§ WHAT IS BEING ASKED
Find the lines in the records that carry the word "JSON". Copy each one.

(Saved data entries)
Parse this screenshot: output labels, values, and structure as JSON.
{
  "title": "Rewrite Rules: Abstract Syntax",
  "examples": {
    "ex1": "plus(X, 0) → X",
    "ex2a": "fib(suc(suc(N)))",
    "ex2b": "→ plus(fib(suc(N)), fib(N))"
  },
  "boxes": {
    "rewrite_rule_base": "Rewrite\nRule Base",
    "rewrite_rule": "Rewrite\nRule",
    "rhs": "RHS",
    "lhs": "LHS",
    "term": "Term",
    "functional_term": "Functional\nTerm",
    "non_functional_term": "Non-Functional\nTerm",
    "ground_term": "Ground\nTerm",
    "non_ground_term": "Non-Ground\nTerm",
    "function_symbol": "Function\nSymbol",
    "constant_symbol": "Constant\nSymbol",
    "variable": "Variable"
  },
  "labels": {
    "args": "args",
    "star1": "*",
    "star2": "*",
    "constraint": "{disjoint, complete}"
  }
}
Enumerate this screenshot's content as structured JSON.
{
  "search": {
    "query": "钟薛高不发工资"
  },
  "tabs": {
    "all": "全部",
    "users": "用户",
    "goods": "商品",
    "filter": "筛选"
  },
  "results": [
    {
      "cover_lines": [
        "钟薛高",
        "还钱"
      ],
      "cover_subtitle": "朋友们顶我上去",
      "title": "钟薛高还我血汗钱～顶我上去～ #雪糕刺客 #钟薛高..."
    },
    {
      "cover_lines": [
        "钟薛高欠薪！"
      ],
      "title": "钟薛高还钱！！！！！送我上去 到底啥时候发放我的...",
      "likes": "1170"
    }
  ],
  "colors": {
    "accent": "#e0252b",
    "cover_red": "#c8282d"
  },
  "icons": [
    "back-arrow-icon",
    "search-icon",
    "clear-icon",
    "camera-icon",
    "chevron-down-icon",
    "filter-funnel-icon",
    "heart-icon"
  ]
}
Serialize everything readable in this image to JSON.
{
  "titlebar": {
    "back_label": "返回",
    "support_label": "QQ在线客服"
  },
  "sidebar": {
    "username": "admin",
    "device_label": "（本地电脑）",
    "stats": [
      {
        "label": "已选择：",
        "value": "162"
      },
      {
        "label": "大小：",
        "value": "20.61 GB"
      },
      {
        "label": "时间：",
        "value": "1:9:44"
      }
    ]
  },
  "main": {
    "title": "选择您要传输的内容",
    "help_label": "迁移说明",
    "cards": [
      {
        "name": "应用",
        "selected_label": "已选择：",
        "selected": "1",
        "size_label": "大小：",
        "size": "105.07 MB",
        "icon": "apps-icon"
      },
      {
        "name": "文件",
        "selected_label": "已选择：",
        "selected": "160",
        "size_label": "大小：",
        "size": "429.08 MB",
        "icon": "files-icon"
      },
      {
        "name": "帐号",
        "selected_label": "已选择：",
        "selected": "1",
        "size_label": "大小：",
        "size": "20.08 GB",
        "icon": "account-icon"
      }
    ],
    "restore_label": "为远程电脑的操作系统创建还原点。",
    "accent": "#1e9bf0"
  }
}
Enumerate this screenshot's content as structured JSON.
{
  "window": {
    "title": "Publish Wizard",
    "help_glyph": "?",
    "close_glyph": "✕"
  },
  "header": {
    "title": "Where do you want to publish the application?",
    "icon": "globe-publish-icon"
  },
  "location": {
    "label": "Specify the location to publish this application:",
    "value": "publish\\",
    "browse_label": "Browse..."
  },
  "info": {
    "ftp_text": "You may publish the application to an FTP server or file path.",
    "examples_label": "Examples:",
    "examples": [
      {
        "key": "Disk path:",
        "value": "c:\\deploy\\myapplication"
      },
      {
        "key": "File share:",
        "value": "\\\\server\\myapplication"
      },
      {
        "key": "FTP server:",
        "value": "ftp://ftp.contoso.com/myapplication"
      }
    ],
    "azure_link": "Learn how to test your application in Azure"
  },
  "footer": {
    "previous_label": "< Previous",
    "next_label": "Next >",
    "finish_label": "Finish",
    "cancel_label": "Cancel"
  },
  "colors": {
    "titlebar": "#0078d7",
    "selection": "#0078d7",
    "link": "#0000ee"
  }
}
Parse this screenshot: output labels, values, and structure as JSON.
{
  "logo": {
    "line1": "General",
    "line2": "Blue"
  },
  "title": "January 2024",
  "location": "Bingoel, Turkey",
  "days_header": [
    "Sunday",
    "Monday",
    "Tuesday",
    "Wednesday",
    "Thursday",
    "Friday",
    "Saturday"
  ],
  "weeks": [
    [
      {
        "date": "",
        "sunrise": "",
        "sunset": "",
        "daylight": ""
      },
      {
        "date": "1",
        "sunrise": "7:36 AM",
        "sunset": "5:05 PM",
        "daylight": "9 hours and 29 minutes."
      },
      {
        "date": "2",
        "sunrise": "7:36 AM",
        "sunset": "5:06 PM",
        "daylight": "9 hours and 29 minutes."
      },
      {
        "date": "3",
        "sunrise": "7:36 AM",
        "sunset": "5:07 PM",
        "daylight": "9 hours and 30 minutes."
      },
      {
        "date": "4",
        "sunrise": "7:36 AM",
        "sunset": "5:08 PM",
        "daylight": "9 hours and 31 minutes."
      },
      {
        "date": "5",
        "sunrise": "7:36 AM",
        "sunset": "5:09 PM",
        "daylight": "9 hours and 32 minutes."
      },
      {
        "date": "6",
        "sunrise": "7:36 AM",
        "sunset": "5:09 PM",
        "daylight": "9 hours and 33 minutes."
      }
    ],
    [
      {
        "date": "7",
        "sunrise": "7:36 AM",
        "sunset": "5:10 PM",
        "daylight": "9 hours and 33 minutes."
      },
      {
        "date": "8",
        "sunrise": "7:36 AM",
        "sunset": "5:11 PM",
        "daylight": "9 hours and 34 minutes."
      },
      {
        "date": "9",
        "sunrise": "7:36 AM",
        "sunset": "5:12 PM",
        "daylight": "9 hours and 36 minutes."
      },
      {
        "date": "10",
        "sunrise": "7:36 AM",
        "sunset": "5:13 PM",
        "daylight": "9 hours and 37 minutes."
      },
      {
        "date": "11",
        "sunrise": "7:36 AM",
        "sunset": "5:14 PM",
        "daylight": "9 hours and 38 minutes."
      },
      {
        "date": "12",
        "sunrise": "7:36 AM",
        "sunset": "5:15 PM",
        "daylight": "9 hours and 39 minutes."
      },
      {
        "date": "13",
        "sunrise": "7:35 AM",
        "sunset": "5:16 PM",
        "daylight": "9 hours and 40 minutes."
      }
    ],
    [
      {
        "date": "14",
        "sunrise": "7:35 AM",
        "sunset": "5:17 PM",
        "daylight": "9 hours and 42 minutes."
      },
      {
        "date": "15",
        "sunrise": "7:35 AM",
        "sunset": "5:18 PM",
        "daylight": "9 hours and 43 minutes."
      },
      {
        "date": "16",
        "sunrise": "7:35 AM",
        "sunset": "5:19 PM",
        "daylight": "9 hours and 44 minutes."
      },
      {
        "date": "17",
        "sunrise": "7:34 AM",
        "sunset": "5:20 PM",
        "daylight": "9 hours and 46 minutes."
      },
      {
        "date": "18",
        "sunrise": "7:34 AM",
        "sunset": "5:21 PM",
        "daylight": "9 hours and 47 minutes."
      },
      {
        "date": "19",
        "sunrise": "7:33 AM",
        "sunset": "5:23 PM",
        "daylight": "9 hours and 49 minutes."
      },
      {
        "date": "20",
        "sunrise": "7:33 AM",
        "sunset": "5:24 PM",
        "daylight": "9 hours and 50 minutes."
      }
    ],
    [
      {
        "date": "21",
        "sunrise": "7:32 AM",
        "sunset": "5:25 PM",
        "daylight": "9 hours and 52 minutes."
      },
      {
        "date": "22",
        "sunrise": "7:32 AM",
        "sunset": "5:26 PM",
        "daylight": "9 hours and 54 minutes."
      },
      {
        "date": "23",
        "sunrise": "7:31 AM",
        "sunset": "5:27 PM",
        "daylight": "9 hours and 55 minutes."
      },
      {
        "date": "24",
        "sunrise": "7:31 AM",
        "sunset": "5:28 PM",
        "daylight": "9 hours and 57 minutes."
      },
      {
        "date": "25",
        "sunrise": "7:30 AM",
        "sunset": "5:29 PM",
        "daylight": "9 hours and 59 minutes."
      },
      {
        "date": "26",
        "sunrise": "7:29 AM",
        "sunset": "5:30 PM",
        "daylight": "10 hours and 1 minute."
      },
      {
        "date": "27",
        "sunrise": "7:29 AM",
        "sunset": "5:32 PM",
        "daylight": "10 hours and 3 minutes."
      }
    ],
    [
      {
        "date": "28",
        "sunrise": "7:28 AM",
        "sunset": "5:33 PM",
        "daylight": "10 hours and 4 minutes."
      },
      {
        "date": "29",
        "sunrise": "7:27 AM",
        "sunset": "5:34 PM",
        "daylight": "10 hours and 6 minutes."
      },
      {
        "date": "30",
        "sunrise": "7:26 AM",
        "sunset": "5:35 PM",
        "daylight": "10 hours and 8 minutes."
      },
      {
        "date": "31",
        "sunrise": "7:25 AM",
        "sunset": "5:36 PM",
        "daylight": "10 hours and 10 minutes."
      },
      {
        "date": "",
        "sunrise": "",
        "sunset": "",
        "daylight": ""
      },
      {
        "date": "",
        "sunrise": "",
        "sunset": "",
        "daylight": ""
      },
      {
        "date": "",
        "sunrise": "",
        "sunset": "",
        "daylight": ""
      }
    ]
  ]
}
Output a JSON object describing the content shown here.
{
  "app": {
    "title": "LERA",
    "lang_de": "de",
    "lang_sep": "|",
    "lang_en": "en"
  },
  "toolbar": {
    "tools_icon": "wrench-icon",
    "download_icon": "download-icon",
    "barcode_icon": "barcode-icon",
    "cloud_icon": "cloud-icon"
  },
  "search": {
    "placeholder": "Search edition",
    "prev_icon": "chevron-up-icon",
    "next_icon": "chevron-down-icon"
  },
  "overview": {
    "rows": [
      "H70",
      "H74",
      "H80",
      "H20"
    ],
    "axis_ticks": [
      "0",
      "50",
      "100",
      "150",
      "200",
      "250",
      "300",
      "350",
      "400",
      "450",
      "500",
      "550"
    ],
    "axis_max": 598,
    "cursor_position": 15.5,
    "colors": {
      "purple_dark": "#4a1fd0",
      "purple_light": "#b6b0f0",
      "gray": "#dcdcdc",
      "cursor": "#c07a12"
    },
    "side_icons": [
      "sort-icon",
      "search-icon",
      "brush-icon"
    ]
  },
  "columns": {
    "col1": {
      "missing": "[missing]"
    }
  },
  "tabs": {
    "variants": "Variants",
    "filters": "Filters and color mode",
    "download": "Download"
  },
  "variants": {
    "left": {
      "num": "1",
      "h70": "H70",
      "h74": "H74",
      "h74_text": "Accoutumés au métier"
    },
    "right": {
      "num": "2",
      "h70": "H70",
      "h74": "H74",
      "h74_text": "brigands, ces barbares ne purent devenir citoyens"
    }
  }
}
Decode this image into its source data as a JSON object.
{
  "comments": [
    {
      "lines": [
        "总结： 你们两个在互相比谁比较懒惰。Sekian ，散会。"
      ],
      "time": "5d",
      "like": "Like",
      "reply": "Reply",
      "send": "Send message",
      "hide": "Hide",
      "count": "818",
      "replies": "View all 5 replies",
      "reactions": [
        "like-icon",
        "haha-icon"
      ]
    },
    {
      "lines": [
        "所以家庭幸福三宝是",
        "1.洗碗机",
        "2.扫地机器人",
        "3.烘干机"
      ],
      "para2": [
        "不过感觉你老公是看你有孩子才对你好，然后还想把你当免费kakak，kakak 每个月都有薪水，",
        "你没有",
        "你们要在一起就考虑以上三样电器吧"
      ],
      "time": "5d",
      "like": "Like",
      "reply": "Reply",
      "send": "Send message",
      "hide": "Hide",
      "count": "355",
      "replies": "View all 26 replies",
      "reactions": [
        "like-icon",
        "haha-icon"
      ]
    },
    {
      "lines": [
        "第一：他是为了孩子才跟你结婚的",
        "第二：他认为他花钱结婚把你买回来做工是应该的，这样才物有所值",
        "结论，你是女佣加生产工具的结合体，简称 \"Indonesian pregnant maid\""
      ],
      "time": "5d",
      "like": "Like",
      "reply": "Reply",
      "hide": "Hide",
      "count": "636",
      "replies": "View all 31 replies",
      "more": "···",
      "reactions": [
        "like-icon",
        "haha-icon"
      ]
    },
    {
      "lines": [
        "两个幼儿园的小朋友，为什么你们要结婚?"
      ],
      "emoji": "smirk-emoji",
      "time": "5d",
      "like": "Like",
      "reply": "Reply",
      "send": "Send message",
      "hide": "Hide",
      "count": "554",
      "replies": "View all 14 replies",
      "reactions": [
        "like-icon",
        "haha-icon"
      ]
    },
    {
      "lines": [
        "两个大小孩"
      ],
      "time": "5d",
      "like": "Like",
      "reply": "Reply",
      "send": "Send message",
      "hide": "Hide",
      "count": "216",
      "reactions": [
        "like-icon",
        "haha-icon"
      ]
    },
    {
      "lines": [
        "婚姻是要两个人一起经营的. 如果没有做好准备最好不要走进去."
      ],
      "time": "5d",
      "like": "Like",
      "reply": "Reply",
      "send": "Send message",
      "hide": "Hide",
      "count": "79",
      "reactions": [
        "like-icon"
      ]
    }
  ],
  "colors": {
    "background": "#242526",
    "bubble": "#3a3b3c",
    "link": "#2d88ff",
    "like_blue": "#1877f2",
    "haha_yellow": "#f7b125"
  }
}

§ OUTPUT FOR THIS EXERCISE
Parse this screenshot: output labels, values, and structure as JSON.
Enumerate this screenshot's content as structured JSON.
Serialize everything readable in this image to JSON.
Enumerate this screenshot's content as structured JSON.
Parse this screenshot: output labels, values, and structure as JSON.
Output a JSON object describing the content shown here.
Decode this image into its source data as a JSON object.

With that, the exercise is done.